The four most common sleep disorders are insomnia, sleep apnea, restless legs syndrome, and narcolepsy. Additional sleep problems include chronic insufficient sleep, circadian rhythm abnormalities, and “parasomnias” such as sleep walking, sleep paralysis, and night terrors.
Hispanics are the most likely to say they are kept awake by financial, employment, personal relationship and/or health-related concerns.
Overall, at least one-third of Hispanics (38%) and Blacks/African-Americans (33%) report that any of these concerns disturb their sleep at least a few nights a week, compared to about one-fourth of Whites (28%) and/or Asians (25%).
- Moreover, about two in ten Hispanics (19%) and Blacks/African-Americans (19%) say their sleep is disturbed every night or almost every night by at least one of these concerns.
- Hispanics (16%) are more likely than Blacks/African-Americans (12%), Asians (9%) and Whites (7%) to say that health-related concerns have disturbed their sleep at least a few nights a week.
Sleepiness can be due to the body’s natural daily sleep-wake cycles, inadequate sleep, sleep disorders, or certain drugs.

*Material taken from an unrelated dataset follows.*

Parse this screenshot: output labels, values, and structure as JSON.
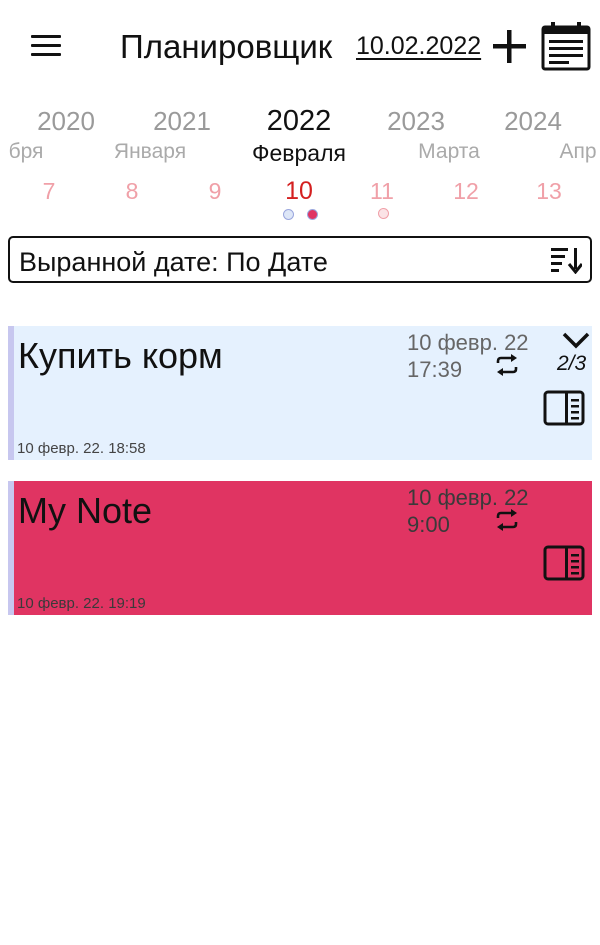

You may have a sleep disorder and should see your doctor if your sleep diary reveals any of the following:
• Consistently do not get enough sleep, or get poor quality sleep;
• Fall asleep while driving;
• Struggle to stay awake when inactive, such as when watching television or reading;
• Have difficulty paying attention or concen- trating at work, school, or home;
• Have performance problems at work or school;
• Are often told by others that you are sleepy;
• Have difficulty remembering;
• Have slowed responses;
• Have difficulty controlling your emotions; or
• Must take naps on most days.
Exams and Tests
Tests vary and depend on the specific sleep disorder.
Treatments vary and depend on the specific sleep disorder.
Insufficient sleep has been linked to the development and management of a number of chronic diseases and conditions, including diabetes, cardiovascular disease, obesity, and depression.
When to Contact a Medical Professional
Good sleep habits can help you get a good night’s sleep. Here are some tips:
• Try to go to bed at the same time every night and get up at the same time every morning. Try not to take naps during the day because naps may make you less sleepy at night.
• Try to avoid caffeine, nicotine, and alcohol late in the day. Caffeine and nicotine are stimulants and can keep you from falling asleep. Alcohol can make you wake up later in the night.
• Get regular exercise. Try not to exercise close to bedtime because it may stimulate you and make it hard to fall asleep. Experts suggest not exercising for 3 hours before the time you go to sleep.
• Don’t eat a big meal late in the day, although a light snack before bedtime may help you sleep.
• Make your sleeping place comfortable. Be sure that it is dark, quiet, and not too warm or too cold. If light is a problem, try a sleeping mask. If noise is a problem, try earplugs, a fan, or a “white noise” machine to cover up the sounds.